### WHAT IS REQUIRED
Keep the pictures out and restate every record exactly.

### SUPPLIED MATERIAL
┏━━

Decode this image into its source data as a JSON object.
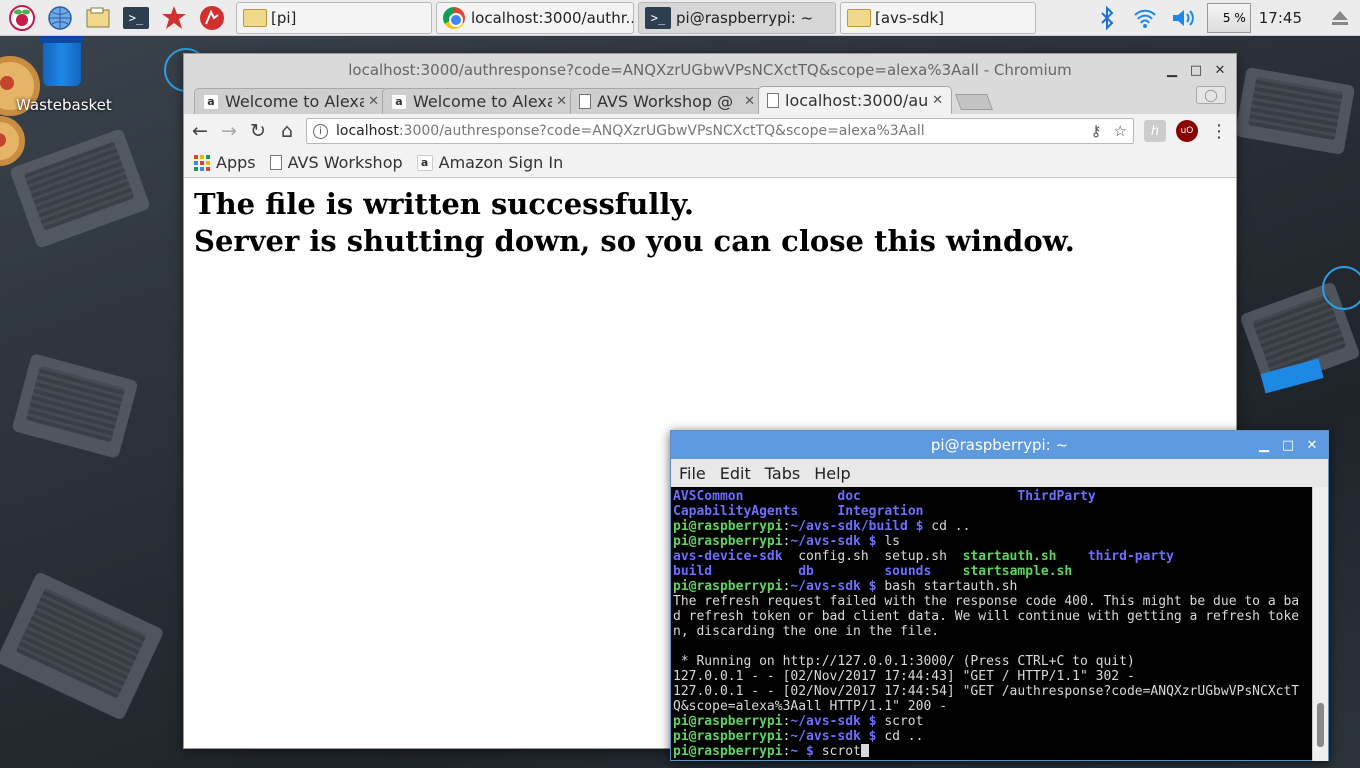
{
  "taskbar": {
    "buttons": [
      {
        "label": "[pi]",
        "icon": "folder-icon"
      },
      {
        "label": "localhost:3000/authr...",
        "icon": "chromium-icon"
      },
      {
        "label": "pi@raspberrypi: ~",
        "icon": "terminal-icon"
      },
      {
        "label": "[avs-sdk]",
        "icon": "folder-icon"
      }
    ],
    "cpu": "5 %",
    "clock": "17:45"
  },
  "desktop": {
    "wastebasket_label": "Wastebasket"
  },
  "chromium": {
    "window_title": "localhost:3000/authresponse?code=ANQXzrUGbwVPsNCXctTQ&scope=alexa%3Aall - Chromium",
    "tabs": [
      {
        "label": "Welcome to Alexa",
        "icon": "amazon-icon"
      },
      {
        "label": "Welcome to Alexa",
        "icon": "amazon-icon"
      },
      {
        "label": "AVS Workshop @",
        "icon": "document-icon"
      },
      {
        "label": "localhost:3000/au",
        "icon": "document-icon"
      }
    ],
    "url_host": "localhost",
    "url_rest": ":3000/authresponse?code=ANQXzrUGbwVPsNCXctTQ&scope=alexa%3Aall",
    "bookmarks": [
      "Apps",
      "AVS Workshop",
      "Amazon Sign In"
    ],
    "content": {
      "line1": "The file is written successfully.",
      "line2": "Server is shutting down, so you can close this window."
    }
  },
  "terminal": {
    "title": "pi@raspberrypi: ~",
    "menu": [
      "File",
      "Edit",
      "Tabs",
      "Help"
    ],
    "lines": [
      {
        "segments": [
          {
            "t": "AVSCommon",
            "c": "dir"
          },
          {
            "t": "            "
          },
          {
            "t": "doc",
            "c": "dir"
          },
          {
            "t": "                    "
          },
          {
            "t": "ThirdParty",
            "c": "dir"
          }
        ]
      },
      {
        "segments": [
          {
            "t": "CapabilityAgents",
            "c": "dir"
          },
          {
            "t": "     "
          },
          {
            "t": "Integration",
            "c": "dir"
          }
        ]
      },
      {
        "segments": [
          {
            "t": "pi@raspberrypi",
            "c": "p"
          },
          {
            "t": ":"
          },
          {
            "t": "~/avs-sdk/build $",
            "c": "path"
          },
          {
            "t": " cd .."
          }
        ]
      },
      {
        "segments": [
          {
            "t": "pi@raspberrypi",
            "c": "p"
          },
          {
            "t": ":"
          },
          {
            "t": "~/avs-sdk $",
            "c": "path"
          },
          {
            "t": " ls"
          }
        ]
      },
      {
        "segments": [
          {
            "t": "avs-device-sdk",
            "c": "dir"
          },
          {
            "t": "  config.sh  setup.sh  "
          },
          {
            "t": "startauth.sh",
            "c": "exe"
          },
          {
            "t": "    "
          },
          {
            "t": "third-party",
            "c": "dir"
          }
        ]
      },
      {
        "segments": [
          {
            "t": "build",
            "c": "dir"
          },
          {
            "t": "           "
          },
          {
            "t": "db",
            "c": "dir"
          },
          {
            "t": "         "
          },
          {
            "t": "sounds",
            "c": "dir"
          },
          {
            "t": "    "
          },
          {
            "t": "startsample.sh",
            "c": "exe"
          }
        ]
      },
      {
        "segments": [
          {
            "t": "pi@raspberrypi",
            "c": "p"
          },
          {
            "t": ":"
          },
          {
            "t": "~/avs-sdk $",
            "c": "path"
          },
          {
            "t": " bash startauth.sh"
          }
        ]
      },
      {
        "segments": [
          {
            "t": "The refresh request failed with the response code 400. This might be due to a ba"
          }
        ]
      },
      {
        "segments": [
          {
            "t": "d refresh token or bad client data. We will continue with getting a refresh toke"
          }
        ]
      },
      {
        "segments": [
          {
            "t": "n, discarding the one in the file."
          }
        ]
      },
      {
        "segments": [
          {
            "t": " "
          }
        ]
      },
      {
        "segments": [
          {
            "t": " * Running on http://127.0.0.1:3000/ (Press CTRL+C to quit)"
          }
        ]
      },
      {
        "segments": [
          {
            "t": "127.0.0.1 - - [02/Nov/2017 17:44:43] \"GET / HTTP/1.1\" 302 -"
          }
        ]
      },
      {
        "segments": [
          {
            "t": "127.0.0.1 - - [02/Nov/2017 17:44:54] \"GET /authresponse?code=ANQXzrUGbwVPsNCXctT"
          }
        ]
      },
      {
        "segments": [
          {
            "t": "Q&scope=alexa%3Aall HTTP/1.1\" 200 -"
          }
        ]
      },
      {
        "segments": [
          {
            "t": "pi@raspberrypi",
            "c": "p"
          },
          {
            "t": ":"
          },
          {
            "t": "~/avs-sdk $",
            "c": "path"
          },
          {
            "t": " scrot"
          }
        ]
      },
      {
        "segments": [
          {
            "t": "pi@raspberrypi",
            "c": "p"
          },
          {
            "t": ":"
          },
          {
            "t": "~/avs-sdk $",
            "c": "path"
          },
          {
            "t": " cd .."
          }
        ]
      },
      {
        "segments": [
          {
            "t": "pi@raspberrypi",
            "c": "p"
          },
          {
            "t": ":"
          },
          {
            "t": "~ $",
            "c": "path"
          },
          {
            "t": " scrot"
          }
        ],
        "cursor": true
      }
    ]
  }
}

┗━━

### RESULT FOR THIS TASK
Decode this image into its source data as a JSON object.
{
  "taskbar": {
    "buttons": [
      {
        "label": "[pi]",
        "icon": "folder-icon"
      },
      {
        "label": "localhost:3000/authr...",
        "icon": "chromium-icon"
      },
      {
        "label": "pi@raspberrypi: ~",
        "icon": "terminal-icon"
      },
      {
        "label": "[avs-sdk]",
        "icon": "folder-icon"
      }
    ],
    "cpu": "5 %",
    "clock": "17:45"
  },
  "desktop": {
    "wastebasket_label": "Wastebasket"
  },
  "chromium": {
    "window_title": "localhost:3000/authresponse?code=ANQXzrUGbwVPsNCXctTQ&scope=alexa%3Aall - Chromium",
    "tabs": [
      {
        "label": "Welcome to Alexa",
        "icon": "amazon-icon"
      },
      {
        "label": "Welcome to Alexa",
        "icon": "amazon-icon"
      },
      {
        "label": "AVS Workshop @",
        "icon": "document-icon"
      },
      {
        "label": "localhost:3000/au",
        "icon": "document-icon"
      }
    ],
    "url_host": "localhost",
    "url_rest": ":3000/authresponse?code=ANQXzrUGbwVPsNCXctTQ&scope=alexa%3Aall",
    "bookmarks": [
      "Apps",
      "AVS Workshop",
      "Amazon Sign In"
    ],
    "content": {
      "line1": "The file is written successfully.",
      "line2": "Server is shutting down, so you can close this window."
    }
  },
  "terminal": {
    "title": "pi@raspberrypi: ~",
    "menu": [
      "File",
      "Edit",
      "Tabs",
      "Help"
    ],
    "lines": [
      {
        "segments": [
          {
            "t": "AVSCommon",
            "c": "dir"
          },
          {
            "t": "            "
          },
          {
            "t": "doc",
            "c": "dir"
          },
          {
            "t": "                    "
          },
          {
            "t": "ThirdParty",
            "c": "dir"
          }
        ]
      },
      {
        "segments": [
          {
            "t": "CapabilityAgents",
            "c": "dir"
          },
          {
            "t": "     "
          },
          {
            "t": "Integration",
            "c": "dir"
          }
        ]
      },
      {
        "segments": [
          {
            "t": "pi@raspberrypi",
            "c": "p"
          },
          {
            "t": ":"
          },
          {
            "t": "~/avs-sdk/build $",
            "c": "path"
          },
          {
            "t": " cd .."
          }
        ]
      },
      {
        "segments": [
          {
            "t": "pi@raspberrypi",
            "c": "p"
          },
          {
            "t": ":"
          },
          {
            "t": "~/avs-sdk $",
            "c": "path"
          },
          {
            "t": " ls"
          }
        ]
      },
      {
        "segments": [
          {
            "t": "avs-device-sdk",
            "c": "dir"
          },
          {
            "t": "  config.sh  setup.sh  "
          },
          {
            "t": "startauth.sh",
            "c": "exe"
          },
          {
            "t": "    "
          },
          {
            "t": "third-party",
            "c": "dir"
          }
        ]
      },
      {
        "segments": [
          {
            "t": "build",
            "c": "dir"
          },
          {
            "t": "           "
          },
          {
            "t": "db",
            "c": "dir"
          },
          {
            "t": "         "
          },
          {
            "t": "sounds",
            "c": "dir"
          },
          {
            "t": "    "
          },
          {
            "t": "startsample.sh",
            "c": "exe"
          }
        ]
      },
      {
        "segments": [
          {
            "t": "pi@raspberrypi",
            "c": "p"
          },
          {
            "t": ":"
          },
          {
            "t": "~/avs-sdk $",
            "c": "path"
          },
          {
            "t": " bash startauth.sh"
          }
        ]
      },
      {
        "segments": [
          {
            "t": "The refresh request failed with the response code 400. This might be due to a ba"
          }
        ]
      },
      {
        "segments": [
          {
            "t": "d refresh token or bad client data. We will continue with getting a refresh toke"
          }
        ]
      },
      {
        "segments": [
          {
            "t": "n, discarding the one in the file."
          }
        ]
      },
      {
        "segments": [
          {
            "t": " "
          }
        ]
      },
      {
        "segments": [
          {
            "t": " * Running on http://127.0.0.1:3000/ (Press CTRL+C to quit)"
          }
        ]
      },
      {
        "segments": [
          {
            "t": "127.0.0.1 - - [02/Nov/2017 17:44:43] \"GET / HTTP/1.1\" 302 -"
          }
        ]
      },
      {
        "segments": [
          {
            "t": "127.0.0.1 - - [02/Nov/2017 17:44:54] \"GET /authresponse?code=ANQXzrUGbwVPsNCXctT"
          }
        ]
      },
      {
        "segments": [
          {
            "t": "Q&scope=alexa%3Aall HTTP/1.1\" 200 -"
          }
        ]
      },
      {
        "segments": [
          {
            "t": "pi@raspberrypi",
            "c": "p"
          },
          {
            "t": ":"
          },
          {
            "t": "~/avs-sdk $",
            "c": "path"
          },
          {
            "t": " scrot"
          }
        ]
      },
      {
        "segments": [
          {
            "t": "pi@raspberrypi",
            "c": "p"
          },
          {
            "t": ":"
          },
          {
            "t": "~/avs-sdk $",
            "c": "path"
          },
          {
            "t": " cd .."
          }
        ]
      },
      {
        "segments": [
          {
            "t": "pi@raspberrypi",
            "c": "p"
          },
          {
            "t": ":"
          },
          {
            "t": "~ $",
            "c": "path"
          },
          {
            "t": " scrot"
          }
        ],
        "cursor": true
      }
    ]
  }
}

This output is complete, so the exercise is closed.